might be able to show that Prof. Hawking is right.”

BESS-Polar is collaboration among scientists at KEK, the University of
Tokyo, Kobe University, and the Institute of Space and Astronautical
Science of the Japan Aerospace Exploration Agency, along with NASA and
the University of Maryland, College Park. BESS stands for Balloon-borne
Experiment with a Superconducting Spectrometer.

Antimatter is made up of particles with equal but opposite characteristics
of the particles of matter we interact with everyday. For example,
protons have a positive charge, but antiprotons have a negative charge.
Antiprotons created in space bombard the Earth in the form of cosmic rays,
which are elementary particles traveling at near light speed. When matter
and antimatter collide, they annihilate, creating pure energy and no “ash”.

The most basic form of the Big Bang theory predicts that equal amounts of
matter and antimatter were created. Somehow, matter dominated antimatter
in the initial moments following the Big Bang. One of the BESS-Polar
project’s goals is to see if there is any evidence of antimatter domains
left over from the Big Bang. The apparent matter-antimatter asymmetry is
a fundamental puzzle in elementary particle physics and also in astronomy.

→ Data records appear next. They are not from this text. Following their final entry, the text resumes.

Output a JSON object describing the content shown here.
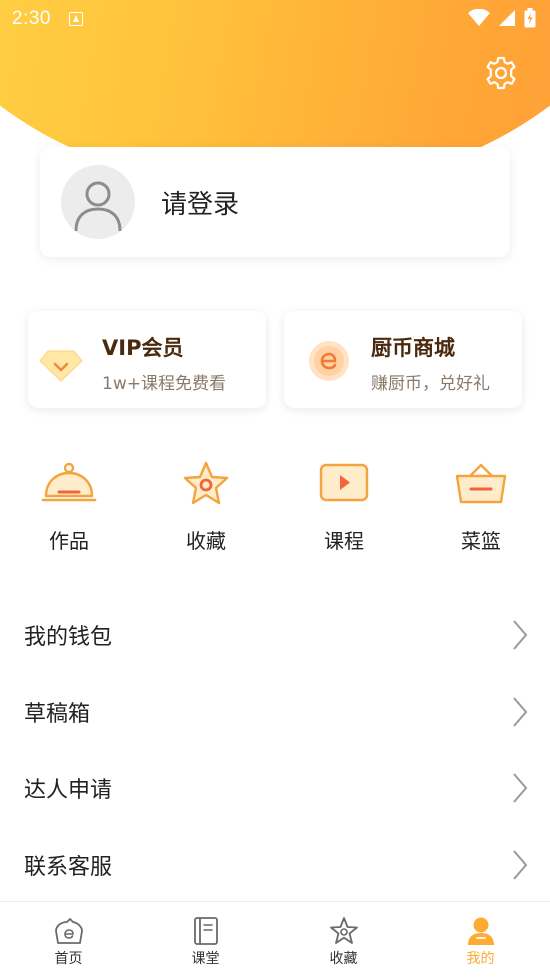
{
  "status_bar": {
    "time": "2:30"
  },
  "login": {
    "label": "请登录"
  },
  "promos": [
    {
      "title": "VIP会员",
      "subtitle": "1w+课程免费看",
      "icon": "diamond-icon"
    },
    {
      "title": "厨币商城",
      "subtitle": "赚厨币，兑好礼",
      "icon": "coin-icon"
    }
  ],
  "quick_actions": [
    {
      "label": "作品",
      "icon": "cloche-icon"
    },
    {
      "label": "收藏",
      "icon": "star-icon"
    },
    {
      "label": "课程",
      "icon": "video-icon"
    },
    {
      "label": "菜篮",
      "icon": "basket-icon"
    }
  ],
  "menu": [
    {
      "label": "我的钱包"
    },
    {
      "label": "草稿箱"
    },
    {
      "label": "达人申请"
    },
    {
      "label": "联系客服"
    }
  ],
  "bottom_nav": [
    {
      "label": "首页",
      "icon": "home-icon",
      "active": false
    },
    {
      "label": "课堂",
      "icon": "book-icon",
      "active": false
    },
    {
      "label": "收藏",
      "icon": "star-icon",
      "active": false
    },
    {
      "label": "我的",
      "icon": "person-icon",
      "active": true
    }
  ],
  "colors": {
    "accent": "#ffab33",
    "gradient_start": "#ffd84a",
    "gradient_end": "#ff9a3a"
  }
}
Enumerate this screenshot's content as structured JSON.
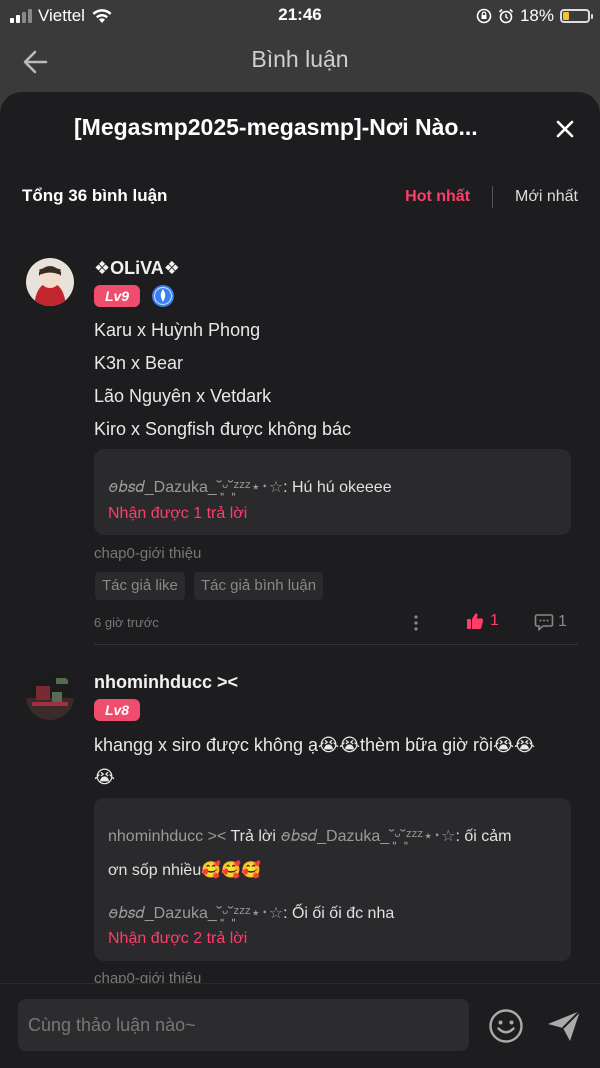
{
  "status_bar": {
    "carrier": "Viettel",
    "time": "21:46",
    "battery": "18%",
    "battery_level": 0.18
  },
  "header": {
    "title": "Bình luận"
  },
  "sheet": {
    "title": "[Megasmp2025-megasmp]-Nơi Nào...",
    "total_comments": "Tổng 36 bình luận",
    "sort": {
      "hot": "Hot nhất",
      "newest": "Mới nhất"
    }
  },
  "comments": [
    {
      "username": "❖OLiVA❖",
      "level": "Lv9",
      "lines": [
        "Karu x Huỳnh Phong",
        "K3n x Bear",
        "Lão Nguyên x Vetdark",
        "Kiro x Songfish được không bác"
      ],
      "reply_preview": {
        "name": "ꪮ𝑏𝑠𝑑_Dazuka_˘͈ᵕ˘͈ᶻᶻᶻ⋆･☆",
        "text": ": Hú hú okeeee"
      },
      "replies_link": "Nhận được 1 trả lời",
      "chapter": "chap0-giới thiệu",
      "tags": [
        "Tác giả like",
        "Tác giả bình luận"
      ],
      "time": "6 giờ trước",
      "likes": "1",
      "reply_count": "1"
    },
    {
      "username": "nhominhducc ><",
      "level": "Lv8",
      "line1": "khangg x siro được không ạ😭😭thèm bữa giờ rồi😭😭",
      "line2": "😭",
      "reply_preview": {
        "line1_name": "nhominhducc >< ",
        "line1_mid": "Trả lời ",
        "line1_target": "ꪮ𝑏𝑠𝑑_Dazuka_˘͈ᵕ˘͈ᶻᶻᶻ⋆･☆",
        "line1_text": ": ối cảm",
        "line2_text": "ơn sốp nhiều🥰🥰🥰",
        "line3_name": "ꪮ𝑏𝑠𝑑_Dazuka_˘͈ᵕ˘͈ᶻᶻᶻ⋆･☆",
        "line3_text": ": Ối ối ối đc nha"
      },
      "replies_link": "Nhận được 2 trả lời",
      "chapter": "chap0-giới thiệu"
    }
  ],
  "composer": {
    "placeholder": "Cùng thảo luận nào~"
  },
  "colors": {
    "accent": "#ff3d6b",
    "sheet_bg": "#1d1d1f",
    "panel_bg": "#2a2a2c"
  },
  "icons": [
    "signal-icon",
    "wifi-icon",
    "rotation-lock-icon",
    "alarm-icon",
    "battery-icon",
    "back-arrow-icon",
    "close-icon",
    "vip-badge-icon",
    "more-icon",
    "thumbs-up-icon",
    "comment-icon",
    "emoji-icon",
    "send-icon"
  ]
}
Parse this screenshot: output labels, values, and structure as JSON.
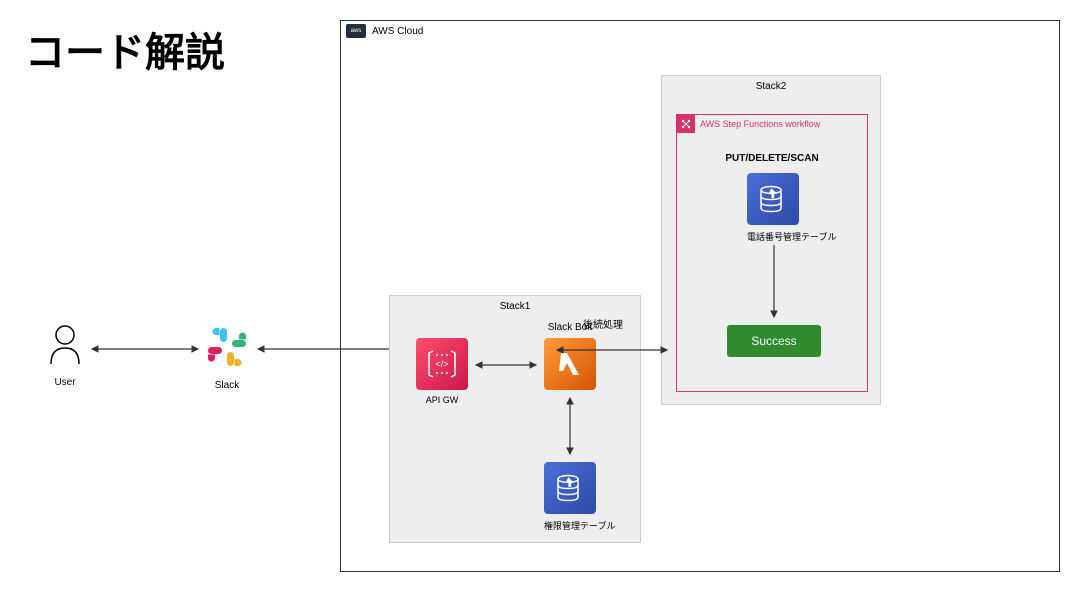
{
  "title": "コード解説",
  "user": {
    "label": "User"
  },
  "slack": {
    "label": "Slack"
  },
  "aws": {
    "label": "AWS Cloud",
    "logo": "aws"
  },
  "stack1": {
    "label": "Stack1",
    "api_gw": {
      "label": "API GW"
    },
    "lambda": {
      "title": "Slack Bolt"
    },
    "dynamo": {
      "label": "権限管理テーブル"
    }
  },
  "stack2": {
    "label": "Stack2",
    "stepfn": {
      "title": "AWS Step Functions workflow",
      "operation": "PUT/DELETE/SCAN",
      "dynamo": {
        "label": "電話番号管理テーブル"
      },
      "success": "Success"
    }
  },
  "arrows": {
    "post_label": "後続処理"
  }
}
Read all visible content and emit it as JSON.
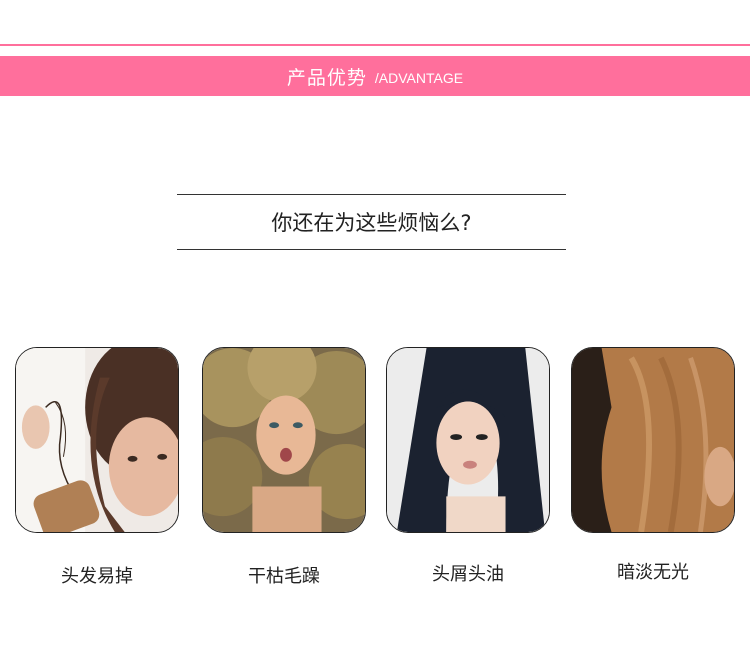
{
  "header": {
    "title_cn": "产品优势",
    "title_en": "/ADVANTAGE"
  },
  "question": "你还在为这些烦恼么?",
  "problems": [
    {
      "label": "头发易掉"
    },
    {
      "label": "干枯毛躁"
    },
    {
      "label": "头屑头油"
    },
    {
      "label": "暗淡无光"
    }
  ],
  "colors": {
    "accent": "#ff6f9c",
    "text": "#222222"
  }
}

The study of lower-energy antiproton particles is particularly exciting,
Yamamoto said, because they might have been created by “evaporating” black
holes, a process called Hawking radiation not yet seen in nature. This
would be from primordial, microscopic black holes created just after the
Big Bang. Finding antiproton particles in an abundance and energy range
predicted by theory would serve as compelling evidence.

“The northern and southern polar regions are the best places to collect
low-energy antiprotons,” said U.S. Principal Investigator Dr. John Mitchell
of NASA Goddard Space Flight Center, at McMurdo Station for the flight.
“The Earth’s magnetic field protects us from antiprotons and other
cosmic-ray particles from space. The magnetic field funnels charged
particles toward the Earth’s poles, so the concentration of lower-energy
cosmic rays entering into the Earth’s atmosphere there is greater.”

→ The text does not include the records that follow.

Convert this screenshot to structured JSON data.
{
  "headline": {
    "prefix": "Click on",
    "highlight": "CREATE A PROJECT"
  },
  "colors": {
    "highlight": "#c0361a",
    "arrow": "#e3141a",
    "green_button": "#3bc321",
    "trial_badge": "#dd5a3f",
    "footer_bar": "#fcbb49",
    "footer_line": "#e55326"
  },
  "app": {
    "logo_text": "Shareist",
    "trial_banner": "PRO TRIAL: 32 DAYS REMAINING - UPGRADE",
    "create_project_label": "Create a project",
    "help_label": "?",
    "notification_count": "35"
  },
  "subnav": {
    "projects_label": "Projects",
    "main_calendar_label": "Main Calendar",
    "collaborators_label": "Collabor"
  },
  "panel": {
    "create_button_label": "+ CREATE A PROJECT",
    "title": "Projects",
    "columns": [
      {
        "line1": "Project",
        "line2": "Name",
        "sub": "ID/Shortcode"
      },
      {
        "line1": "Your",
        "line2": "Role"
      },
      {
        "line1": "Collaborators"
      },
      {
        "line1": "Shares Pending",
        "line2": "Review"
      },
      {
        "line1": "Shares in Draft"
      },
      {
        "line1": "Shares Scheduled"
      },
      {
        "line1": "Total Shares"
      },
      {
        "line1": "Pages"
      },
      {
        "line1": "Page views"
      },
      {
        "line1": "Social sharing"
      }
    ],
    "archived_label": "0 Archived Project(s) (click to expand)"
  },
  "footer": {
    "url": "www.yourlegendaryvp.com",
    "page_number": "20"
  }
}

This is the first flight for BESS-Polar. Scientists have flown an earlier
version called BESS for daylong flights in northern Canada once a year
nearly every year from 1993 to 2002. That instrument collected millions
of cosmic rays and a few thousand low-energy antiprotons. But more are
needed for better analysis.

“We journeyed to the bottom of the world so that we could get a nice,
long flight,” said Project Manager Prof. Tetsuya Yoshida of KEK. “Longer
flights mean better statistics.”

Constant daylight in Antarctica means no day-to-night temperature
fluctuations on the balloon craft, which helps the balloon stay at a
constant altitude for longer. The BESS-Polar team hopes to collect
enough antiprotons to characterize their absolute intensity (number per
square meter per second per solid angle) among other the cosmic rays in
terms of energy.

The Wallops Flight Facility, Wallops Island, Va., manages the Scientific
Balloon Program for NASA. The National Scientific Balloon Facility
located in Palestine, Texas, manages NASA’s balloon launch operations.
The National Science Foundation Office of Polar Programs operates McMurdo